First thing first and let’s get that straight – Google+ is shutting down.
Just like the #MeToo movement is preying on random celebrity sexual offenders across the globe, the tech world is dealing with a similar purge of its own. This purge is happening on the basis of a violation of privacy, and it has been hitting privacy violating companies with a lot of force. Mark Zuckerberg’s plight at Facebook’s data breach scandal will provide enough testament to the above-stated fact. But right now, it seems as if the long list is going to have another addition. A significantly big, six-lettered addition; Google.
The Wall Street Journal has reported that Google indeed did expose the data of hundreds of thousands of users on Google+. More so, they didn’t feel like reporting it, fearing the backlash they were gonna face if they did. Well, you can at least be sure about the backlash now.
When Google Got Exposed
Here, unlike the breach in Facebook, it wasn’t intended by Google. The breach involved a software bug that had crawled itself into Google’s social media site. This bug allowed people to view the private information of the Google+ users. Before being discovered and fixed, the bug was active from 2015 to March 2018. The number of data breaches that could have happened in such a long time is unprecedented.
However, the people at Google felt that if they did report the incident, they were going to come under intense scrutiny. The reputation of the company will also take a hit. Possible comparisons might also be drawn to Facebook’s Cambridge Analytica scandal. Hence, they refrained from letting the public know about it themselves. However, in a world with as many media revelations as there have been in recent times, they should have known that it was just an eventuality until someone caught wind of the incident and reported it. And allegations from a third party never have looked good.
Google’s Response to the Data Breach
As a response to the data breach, Google decided to let its parent company, Alphabet Inc. (NASDAQ: GOOGL), release a set of privacy measures. However, one of the measures also includes shutting down all consumer functionality at Google+, which translates into the shut down of Google+. These measures are a means to bring about more control regarding privacy, especially in its most used apps.
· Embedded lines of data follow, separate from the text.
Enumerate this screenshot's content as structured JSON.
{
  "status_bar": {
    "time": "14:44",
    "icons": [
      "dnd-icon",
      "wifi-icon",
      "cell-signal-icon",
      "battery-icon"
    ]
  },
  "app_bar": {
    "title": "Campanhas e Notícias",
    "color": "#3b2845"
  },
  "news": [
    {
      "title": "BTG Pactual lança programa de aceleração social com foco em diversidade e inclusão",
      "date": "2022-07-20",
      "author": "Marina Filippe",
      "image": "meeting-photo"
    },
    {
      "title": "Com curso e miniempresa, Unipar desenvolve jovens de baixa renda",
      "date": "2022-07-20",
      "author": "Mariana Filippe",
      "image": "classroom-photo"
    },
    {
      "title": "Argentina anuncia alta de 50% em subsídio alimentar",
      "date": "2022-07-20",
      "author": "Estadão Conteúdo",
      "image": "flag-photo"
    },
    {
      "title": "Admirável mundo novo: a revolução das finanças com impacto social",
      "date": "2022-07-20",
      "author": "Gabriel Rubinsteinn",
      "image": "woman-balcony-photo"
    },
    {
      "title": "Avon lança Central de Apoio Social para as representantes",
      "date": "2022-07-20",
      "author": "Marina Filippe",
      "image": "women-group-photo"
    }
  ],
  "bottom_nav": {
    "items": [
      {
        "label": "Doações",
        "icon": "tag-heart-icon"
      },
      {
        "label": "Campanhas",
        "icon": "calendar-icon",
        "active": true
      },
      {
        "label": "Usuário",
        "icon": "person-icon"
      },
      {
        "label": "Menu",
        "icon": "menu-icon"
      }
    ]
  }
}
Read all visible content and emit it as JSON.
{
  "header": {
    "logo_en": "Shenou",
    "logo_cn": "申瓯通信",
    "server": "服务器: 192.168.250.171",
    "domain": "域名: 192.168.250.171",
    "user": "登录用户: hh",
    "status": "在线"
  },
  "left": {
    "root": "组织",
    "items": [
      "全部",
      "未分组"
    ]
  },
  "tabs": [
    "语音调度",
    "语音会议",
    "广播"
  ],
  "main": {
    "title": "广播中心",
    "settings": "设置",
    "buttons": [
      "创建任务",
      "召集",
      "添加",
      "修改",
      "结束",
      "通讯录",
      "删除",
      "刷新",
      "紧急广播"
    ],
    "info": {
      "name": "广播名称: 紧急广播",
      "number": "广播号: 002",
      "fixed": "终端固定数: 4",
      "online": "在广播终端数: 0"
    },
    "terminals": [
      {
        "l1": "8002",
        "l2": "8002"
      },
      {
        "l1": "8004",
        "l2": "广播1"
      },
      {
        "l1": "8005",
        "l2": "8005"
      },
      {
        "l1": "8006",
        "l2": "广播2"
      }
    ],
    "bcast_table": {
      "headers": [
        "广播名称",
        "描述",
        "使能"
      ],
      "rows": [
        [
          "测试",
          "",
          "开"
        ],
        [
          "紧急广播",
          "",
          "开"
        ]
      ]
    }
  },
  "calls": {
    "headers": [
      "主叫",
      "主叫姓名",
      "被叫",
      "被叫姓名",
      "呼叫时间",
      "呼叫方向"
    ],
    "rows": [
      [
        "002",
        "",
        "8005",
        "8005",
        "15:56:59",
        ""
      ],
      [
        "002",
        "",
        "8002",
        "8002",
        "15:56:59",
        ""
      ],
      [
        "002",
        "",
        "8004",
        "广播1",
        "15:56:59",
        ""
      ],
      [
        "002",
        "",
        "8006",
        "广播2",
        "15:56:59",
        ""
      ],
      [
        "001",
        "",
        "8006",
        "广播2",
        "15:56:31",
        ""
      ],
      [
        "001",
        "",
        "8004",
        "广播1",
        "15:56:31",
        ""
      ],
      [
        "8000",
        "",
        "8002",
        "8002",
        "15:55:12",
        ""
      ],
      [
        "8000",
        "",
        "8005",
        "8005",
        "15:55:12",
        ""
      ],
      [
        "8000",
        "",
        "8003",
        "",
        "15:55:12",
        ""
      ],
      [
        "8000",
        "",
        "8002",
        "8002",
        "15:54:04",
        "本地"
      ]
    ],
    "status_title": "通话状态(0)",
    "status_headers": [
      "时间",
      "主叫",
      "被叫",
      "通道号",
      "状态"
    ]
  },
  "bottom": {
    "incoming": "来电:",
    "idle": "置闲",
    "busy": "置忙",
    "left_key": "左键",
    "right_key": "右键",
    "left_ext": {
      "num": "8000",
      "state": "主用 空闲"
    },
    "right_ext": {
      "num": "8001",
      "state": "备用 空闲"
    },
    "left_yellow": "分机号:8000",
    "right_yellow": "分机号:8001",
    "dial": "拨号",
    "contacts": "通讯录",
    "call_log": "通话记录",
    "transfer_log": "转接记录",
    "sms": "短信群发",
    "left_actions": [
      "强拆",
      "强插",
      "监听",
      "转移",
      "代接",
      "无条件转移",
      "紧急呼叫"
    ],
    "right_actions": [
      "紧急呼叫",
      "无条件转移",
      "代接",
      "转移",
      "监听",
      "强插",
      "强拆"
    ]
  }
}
Announcing the shut down of Google+, Google has revealed that the data breach potentially affected the 500,000 Google+ users. Google also said that the decision to shut down Google+ is also driven by the fact that 90% of Google+ users’ sessions last less than five seconds, which indicates the losing interest of users in Google+.
In a recent announcement, Google also said that it was going to cut down on the access provided to outside developers on user data on Android smartphones as well as Gmail. This happened after the Senior Lawmakers of the USA asked Google’s parent company, Alphabet regarding the company policy to allow third-party developers to access the content of emails for commercial purposes. Google CEO, Sundar Pichai, is also due to testify before the House Judiciary Committee in November of this year.
Google+ Is Shutting Down: The Inevitable Death
Regardless of the privacy scandal that Google finds itself embroiled in right now, not much has been made out of Google’s decision to shut down Google +. It is no secret that the social media site, once released to compete with Facebook, has been dying for some time now. With the breach, Google at least found a reason to do away with it once and for all.
Google has decided to shut down Google+ completely by August 2019. The elevon month duration is provided by Google to users who are still active on Google+ and its APIs, and need time to download all their personal data before Google pull the curtains down on Google+.
Now it would be interesting to see if Google tries to come up with a social media site at all, something which seems highly unlikely. But for now, they got ‘private‘ matters to address.